What they have in common is an absolute commitment to a set of beliefs and values. Things that matter beyond money, and comfort , and convenience. The things that matter enough for you to stand up and be counted.
I like this introduction to the Warrior Archetype by Steven Pressfield (I am also a fan of all his work. His series on the Warrior Archetype is recommended)
My point is this. Many of us, for a long time, have been able to ride on the back of a flawed economic model which assumed we could continue to take – from the earth, from what we shared, and in the end from each other, without limit and without giving back. We are now bumping, noisily and painfully into the fundamental error of that assumption.
The warrior in us is bound to our own “code of honour”, and in turn to those others with whom we share it. The problem occurs when our culture and society have different codes.
We can see warriors in action today, in the NHS, in the Police. Fire Service and armed forces, in teachers and social workers. They are typified by putting purpose before money, and when it comes to it, themselves in harm’s way on our behalf.
Then we have the other end of the spectrum – the extractive jobs, those who sit in the stream of the flow of money able to drink effortlessly from that stream. The finance sector, those running platforms, the utilities and the like. Not “bad” people, just passive passengers “doing their job”
The problem occurs when the fate and resources of the warriors are controlled by those with a different, highly individualistic set of values. and no clear defined purpose other than their own wellbeing. The major clash of cultures we see at the moment, and standing outside our doors clapping the warriors is, at its most generous, a token gesture.
I think what it means for those of us in the middle with jobs that are neither activist, nor extractive is that we need to decide which edge we move to. To become either activists for the current system, and embrace those values, or to become activists for a different system exhibiting very different values in pursuit of very different goals,
The key though is activist.
Either for, or against. As the old adage goes, sitting in the middle of the road just gets you run over.

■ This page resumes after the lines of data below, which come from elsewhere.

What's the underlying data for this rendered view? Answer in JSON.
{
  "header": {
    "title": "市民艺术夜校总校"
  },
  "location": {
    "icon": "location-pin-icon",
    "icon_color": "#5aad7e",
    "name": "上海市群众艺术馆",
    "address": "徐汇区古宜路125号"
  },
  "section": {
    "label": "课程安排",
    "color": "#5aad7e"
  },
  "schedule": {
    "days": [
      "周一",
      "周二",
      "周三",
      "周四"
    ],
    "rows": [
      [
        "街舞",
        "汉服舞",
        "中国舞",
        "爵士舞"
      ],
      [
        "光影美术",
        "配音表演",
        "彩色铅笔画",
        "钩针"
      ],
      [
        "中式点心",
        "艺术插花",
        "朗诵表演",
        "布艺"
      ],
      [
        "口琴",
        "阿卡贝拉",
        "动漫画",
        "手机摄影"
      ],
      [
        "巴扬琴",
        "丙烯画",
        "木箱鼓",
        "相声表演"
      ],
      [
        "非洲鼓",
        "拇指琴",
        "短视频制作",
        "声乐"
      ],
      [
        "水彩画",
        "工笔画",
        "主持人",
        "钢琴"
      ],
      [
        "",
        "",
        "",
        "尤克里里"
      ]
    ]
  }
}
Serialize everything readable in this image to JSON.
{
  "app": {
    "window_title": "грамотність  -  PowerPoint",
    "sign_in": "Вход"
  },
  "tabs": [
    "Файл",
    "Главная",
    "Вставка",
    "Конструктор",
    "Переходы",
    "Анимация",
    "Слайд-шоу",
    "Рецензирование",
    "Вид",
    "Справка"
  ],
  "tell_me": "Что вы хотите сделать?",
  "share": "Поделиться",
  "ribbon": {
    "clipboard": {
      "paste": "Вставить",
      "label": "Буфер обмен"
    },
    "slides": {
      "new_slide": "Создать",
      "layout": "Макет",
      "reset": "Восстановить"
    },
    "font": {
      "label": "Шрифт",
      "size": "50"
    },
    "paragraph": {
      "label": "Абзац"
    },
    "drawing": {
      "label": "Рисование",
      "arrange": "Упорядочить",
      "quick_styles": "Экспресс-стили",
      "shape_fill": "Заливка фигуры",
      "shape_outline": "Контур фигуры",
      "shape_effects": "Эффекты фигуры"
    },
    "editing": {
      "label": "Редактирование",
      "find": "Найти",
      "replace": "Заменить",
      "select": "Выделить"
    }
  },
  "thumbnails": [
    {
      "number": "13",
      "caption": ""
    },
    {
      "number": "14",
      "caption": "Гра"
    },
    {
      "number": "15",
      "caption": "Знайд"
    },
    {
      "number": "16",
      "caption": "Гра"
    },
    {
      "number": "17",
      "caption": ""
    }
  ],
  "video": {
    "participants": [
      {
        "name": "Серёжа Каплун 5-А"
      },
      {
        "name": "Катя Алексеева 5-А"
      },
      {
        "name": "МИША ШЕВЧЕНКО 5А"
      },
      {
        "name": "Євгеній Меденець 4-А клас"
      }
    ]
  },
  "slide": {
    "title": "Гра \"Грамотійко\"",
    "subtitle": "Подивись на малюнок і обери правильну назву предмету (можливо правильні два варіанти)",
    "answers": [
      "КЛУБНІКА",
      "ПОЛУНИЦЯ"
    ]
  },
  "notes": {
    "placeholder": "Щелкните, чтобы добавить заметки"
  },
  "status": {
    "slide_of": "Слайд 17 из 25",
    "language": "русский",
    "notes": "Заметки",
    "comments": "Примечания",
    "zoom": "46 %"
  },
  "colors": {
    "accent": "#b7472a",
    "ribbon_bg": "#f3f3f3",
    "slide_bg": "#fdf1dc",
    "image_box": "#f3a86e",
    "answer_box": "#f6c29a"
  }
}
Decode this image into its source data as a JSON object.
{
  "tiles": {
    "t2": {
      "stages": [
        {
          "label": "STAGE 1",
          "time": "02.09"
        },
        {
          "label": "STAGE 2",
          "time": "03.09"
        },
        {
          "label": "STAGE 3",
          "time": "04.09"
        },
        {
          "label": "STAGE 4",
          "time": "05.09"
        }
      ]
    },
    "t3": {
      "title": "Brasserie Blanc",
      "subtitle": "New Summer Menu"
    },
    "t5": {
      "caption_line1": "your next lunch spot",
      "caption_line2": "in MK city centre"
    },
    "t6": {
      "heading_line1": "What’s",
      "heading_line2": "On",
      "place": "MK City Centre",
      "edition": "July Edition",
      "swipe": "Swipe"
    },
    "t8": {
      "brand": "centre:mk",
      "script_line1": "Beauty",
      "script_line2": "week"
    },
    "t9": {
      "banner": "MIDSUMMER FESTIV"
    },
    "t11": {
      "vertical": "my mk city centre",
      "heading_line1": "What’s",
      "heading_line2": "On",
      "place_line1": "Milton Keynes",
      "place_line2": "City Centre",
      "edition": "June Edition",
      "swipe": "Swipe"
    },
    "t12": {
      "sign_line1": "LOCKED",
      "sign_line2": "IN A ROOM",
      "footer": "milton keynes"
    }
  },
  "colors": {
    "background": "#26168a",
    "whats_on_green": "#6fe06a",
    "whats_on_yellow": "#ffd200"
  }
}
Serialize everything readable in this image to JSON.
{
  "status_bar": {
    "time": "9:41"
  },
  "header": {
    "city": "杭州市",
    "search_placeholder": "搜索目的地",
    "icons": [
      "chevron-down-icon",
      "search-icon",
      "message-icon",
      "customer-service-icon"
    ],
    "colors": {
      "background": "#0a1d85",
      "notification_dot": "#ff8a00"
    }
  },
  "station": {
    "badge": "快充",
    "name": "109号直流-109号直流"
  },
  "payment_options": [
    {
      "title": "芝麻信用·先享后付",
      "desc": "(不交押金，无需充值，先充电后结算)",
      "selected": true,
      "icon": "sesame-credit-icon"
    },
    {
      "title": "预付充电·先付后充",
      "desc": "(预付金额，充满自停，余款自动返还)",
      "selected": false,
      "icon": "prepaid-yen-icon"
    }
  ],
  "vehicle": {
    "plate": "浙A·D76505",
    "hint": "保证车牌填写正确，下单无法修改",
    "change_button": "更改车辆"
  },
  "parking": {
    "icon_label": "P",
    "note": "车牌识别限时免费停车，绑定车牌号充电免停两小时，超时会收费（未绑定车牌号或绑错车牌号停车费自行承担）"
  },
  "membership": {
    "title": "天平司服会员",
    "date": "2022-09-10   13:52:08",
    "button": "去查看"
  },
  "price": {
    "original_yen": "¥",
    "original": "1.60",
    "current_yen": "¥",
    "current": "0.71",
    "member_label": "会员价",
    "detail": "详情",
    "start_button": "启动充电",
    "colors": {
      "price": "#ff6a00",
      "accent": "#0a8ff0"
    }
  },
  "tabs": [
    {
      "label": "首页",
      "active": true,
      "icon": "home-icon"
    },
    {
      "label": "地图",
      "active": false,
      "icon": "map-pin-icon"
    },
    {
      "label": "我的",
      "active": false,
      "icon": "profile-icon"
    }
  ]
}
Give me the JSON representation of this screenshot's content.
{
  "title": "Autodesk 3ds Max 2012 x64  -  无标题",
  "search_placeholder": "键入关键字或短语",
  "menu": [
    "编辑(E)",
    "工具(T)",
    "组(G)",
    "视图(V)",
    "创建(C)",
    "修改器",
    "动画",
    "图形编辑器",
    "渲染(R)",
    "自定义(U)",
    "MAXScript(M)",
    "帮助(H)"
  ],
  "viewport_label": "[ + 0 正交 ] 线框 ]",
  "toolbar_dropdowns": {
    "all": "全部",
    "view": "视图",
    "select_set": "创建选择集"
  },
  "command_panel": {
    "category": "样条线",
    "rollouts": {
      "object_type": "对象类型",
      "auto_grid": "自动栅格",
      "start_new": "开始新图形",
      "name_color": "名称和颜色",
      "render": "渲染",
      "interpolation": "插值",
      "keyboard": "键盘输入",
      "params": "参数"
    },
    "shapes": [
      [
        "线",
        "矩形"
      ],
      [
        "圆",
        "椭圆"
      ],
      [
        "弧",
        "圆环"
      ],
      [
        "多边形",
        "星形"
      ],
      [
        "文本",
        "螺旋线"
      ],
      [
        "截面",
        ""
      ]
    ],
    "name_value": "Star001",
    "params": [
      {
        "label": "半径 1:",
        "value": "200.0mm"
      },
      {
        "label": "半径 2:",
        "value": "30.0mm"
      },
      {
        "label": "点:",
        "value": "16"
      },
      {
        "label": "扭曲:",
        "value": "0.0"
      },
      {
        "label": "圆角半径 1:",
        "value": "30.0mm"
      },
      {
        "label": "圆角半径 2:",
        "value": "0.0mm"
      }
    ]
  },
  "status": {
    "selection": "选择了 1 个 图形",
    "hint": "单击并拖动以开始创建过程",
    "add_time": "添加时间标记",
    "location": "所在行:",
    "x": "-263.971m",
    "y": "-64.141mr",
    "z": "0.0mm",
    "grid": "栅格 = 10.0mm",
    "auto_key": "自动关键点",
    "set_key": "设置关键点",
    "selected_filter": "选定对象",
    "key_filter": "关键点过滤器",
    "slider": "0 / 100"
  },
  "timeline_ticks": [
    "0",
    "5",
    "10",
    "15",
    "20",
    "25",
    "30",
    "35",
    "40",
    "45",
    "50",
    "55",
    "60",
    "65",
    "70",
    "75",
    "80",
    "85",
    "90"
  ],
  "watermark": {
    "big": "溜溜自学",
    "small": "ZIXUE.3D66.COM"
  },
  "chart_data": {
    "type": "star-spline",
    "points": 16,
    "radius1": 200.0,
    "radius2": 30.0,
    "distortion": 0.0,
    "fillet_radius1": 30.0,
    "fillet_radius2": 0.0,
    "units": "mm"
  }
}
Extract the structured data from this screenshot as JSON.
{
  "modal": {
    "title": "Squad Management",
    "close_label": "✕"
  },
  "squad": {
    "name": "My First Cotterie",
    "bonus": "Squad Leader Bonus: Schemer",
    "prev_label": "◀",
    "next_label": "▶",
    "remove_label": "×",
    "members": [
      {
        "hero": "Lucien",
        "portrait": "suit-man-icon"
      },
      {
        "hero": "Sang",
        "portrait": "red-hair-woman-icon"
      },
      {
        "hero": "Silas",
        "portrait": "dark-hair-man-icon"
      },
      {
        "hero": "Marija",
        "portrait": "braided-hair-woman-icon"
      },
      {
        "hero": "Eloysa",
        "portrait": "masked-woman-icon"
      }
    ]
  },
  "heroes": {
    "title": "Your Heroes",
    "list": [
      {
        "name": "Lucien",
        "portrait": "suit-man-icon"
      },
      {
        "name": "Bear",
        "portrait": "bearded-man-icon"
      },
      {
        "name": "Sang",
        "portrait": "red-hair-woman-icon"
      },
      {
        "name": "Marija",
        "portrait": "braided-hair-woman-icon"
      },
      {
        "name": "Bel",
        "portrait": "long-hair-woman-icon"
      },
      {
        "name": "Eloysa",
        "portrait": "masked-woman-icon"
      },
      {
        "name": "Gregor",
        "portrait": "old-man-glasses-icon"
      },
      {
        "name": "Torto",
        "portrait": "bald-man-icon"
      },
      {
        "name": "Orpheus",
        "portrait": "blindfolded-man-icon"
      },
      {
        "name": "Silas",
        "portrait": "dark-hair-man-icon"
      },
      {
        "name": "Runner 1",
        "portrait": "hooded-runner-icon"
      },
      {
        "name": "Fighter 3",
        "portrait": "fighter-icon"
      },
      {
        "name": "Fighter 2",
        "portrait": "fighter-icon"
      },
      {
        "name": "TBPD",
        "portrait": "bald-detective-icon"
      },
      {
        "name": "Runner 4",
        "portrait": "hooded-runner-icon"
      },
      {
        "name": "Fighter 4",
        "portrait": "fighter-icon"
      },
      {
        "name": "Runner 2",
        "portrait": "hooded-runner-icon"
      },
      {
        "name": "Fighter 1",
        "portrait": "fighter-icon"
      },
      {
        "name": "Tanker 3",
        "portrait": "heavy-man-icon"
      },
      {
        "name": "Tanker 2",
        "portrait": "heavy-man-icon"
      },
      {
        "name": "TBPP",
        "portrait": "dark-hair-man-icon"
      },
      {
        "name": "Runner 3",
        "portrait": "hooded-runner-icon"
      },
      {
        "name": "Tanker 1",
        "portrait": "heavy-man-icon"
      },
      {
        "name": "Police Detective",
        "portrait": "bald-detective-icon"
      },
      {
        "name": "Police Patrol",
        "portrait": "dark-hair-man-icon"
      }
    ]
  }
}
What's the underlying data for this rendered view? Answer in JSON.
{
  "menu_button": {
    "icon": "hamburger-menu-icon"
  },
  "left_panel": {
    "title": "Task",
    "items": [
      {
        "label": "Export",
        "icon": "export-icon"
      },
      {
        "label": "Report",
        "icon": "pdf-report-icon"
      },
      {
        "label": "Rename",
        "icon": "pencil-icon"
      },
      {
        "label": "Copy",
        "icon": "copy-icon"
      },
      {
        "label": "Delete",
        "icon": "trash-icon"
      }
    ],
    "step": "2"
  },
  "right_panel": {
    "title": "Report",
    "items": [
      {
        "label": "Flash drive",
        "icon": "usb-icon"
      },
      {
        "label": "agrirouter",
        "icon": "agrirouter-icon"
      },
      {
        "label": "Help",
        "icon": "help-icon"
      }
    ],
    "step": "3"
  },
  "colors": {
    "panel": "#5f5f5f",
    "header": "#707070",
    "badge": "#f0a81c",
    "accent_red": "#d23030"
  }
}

We each need to make a decision.
As to what to do? How to harness the uncertainty we feel?
Every morning i’m seeing increasing numbers of posts about conferences on designing the future. They’re interesting and valuable, but without products that matter to flow through the system being designed they’re as useful as plumbing in a desert.
For the last fifty years, advisory businesses from accounting to design have made excellent livings advising people who make things and helping them improve. We’re at the end of that cycle. We’ve made far too much of what really doesn’t matter and created a plastic economy.
Our shortage now is not advisers – we have shedload upon shedload of them. What we need are people who have ideas about what to make, and how to make it in a world that is in upheaval.
Products and services that will improve our lot, reduce inequality, help heal the climate, restore our ecology and make our souls sing rather than our wallets bulge.
You are out there. You are not head of a corporation, and neither are you likely to fulfil what we need working for someone else. You will not be an adviser.
You will be on fire and frustrated. You will be looking for fellow travellers who will put skin into the game, and share risks. People who will sleep under their desks and worktables whilst pushing to do something remarkable.
We don’t need advisers, we need doers. Makers of things that matter. We need to link them together. Creators of beautiful businesses
The only advisers we need are those who have already done it. Iconoclasts. Warriors for better. People who inspire us by example not advice.